Conversely, dedicated business developers are on the front-end of opportunities and outreach, attending trade shows, participating in client organizations, conducting market research, and setting up appointments – which they typically also attend.
But seller-doers have to cold call, right?
According to the SMPS research, only 19% of seller-doers actually cold call – compared with slightly more than half of business developers. In fact, cold calling is merely the 10th most common responsibility of business developers.
The table below looks at how seller-doers focus their business development activities:

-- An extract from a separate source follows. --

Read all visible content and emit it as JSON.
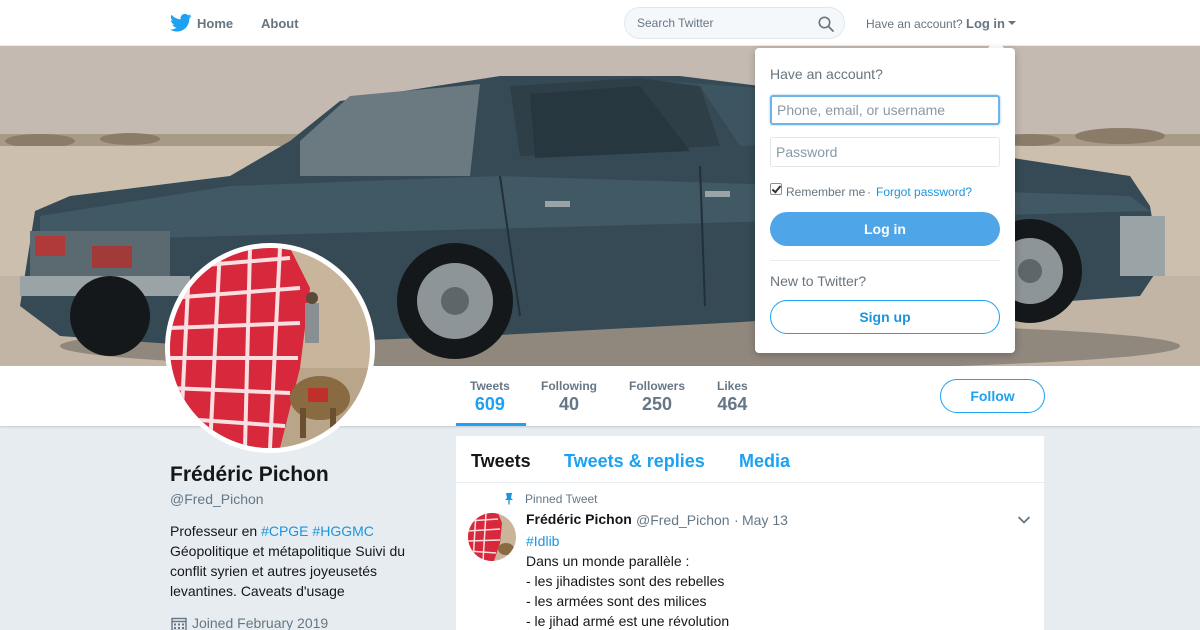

The SMPS research revealed that no seller-doers focus exclusively on developing business with new clients. And only 5% of respondents indicated the seller-doers at their firms focus primarily on new clients, conducting limited business development with existing clients.
Conversely, very few seller-doers focus exclusively on existing clients – only 4%. Rather, the most common response to the question of where seller-doers spend their BD time, with slightly more than half of respondents, is a heavy emphasis on existing clients, with limited time spent on developing new clients. Furthermore, just under 40% of seller-doer doers tracked in the research spent an equal amount of time developing new and existing client relationships.
What does this mean?
It means that it is time to rethink what a seller-doer is and what one does.
Seller-doers are primarily focused on cultivating existing relationships, identifying forthcoming opportunities with their clients, cross-selling services, and looking to work at different locations with the same client. They work in tandem with business developers in firms that use both models, and play the role of technical seller and closer.
In firms with no dedicated business development staff, the seller-doers are on the front lines of new business acquisition while maintaining and expanding relationships with existing clients.
A/E/C firms need to move beyond viewing “sell” as a four-letter word, and embrace the value that seller-doers can offer. They also need to elevate the sales-related skills of the seller-doers, and many firms already have in-house resources for training: dedicated business developers on staff. Slightly more than half of dedicated business developers already provide sales training and coaching to technical staff, and over the past few years it seems, at least anecdotally, that A/E/C firms are increasingly relying on this approach to enhance the skill set of their seller-doers.
It’s time to rethink the sales function in your company, embrace the diverse and critically important skills of your business developers and seller-doers, and focus BD responsibilities for these positions where they will have the greatest impact to your firm!
Interested in learning more about the Society for Marketing Professional Services? Surf to www.smps.org. SMPS has made available a free 32-page report summarizing the research, which can be downloaded here.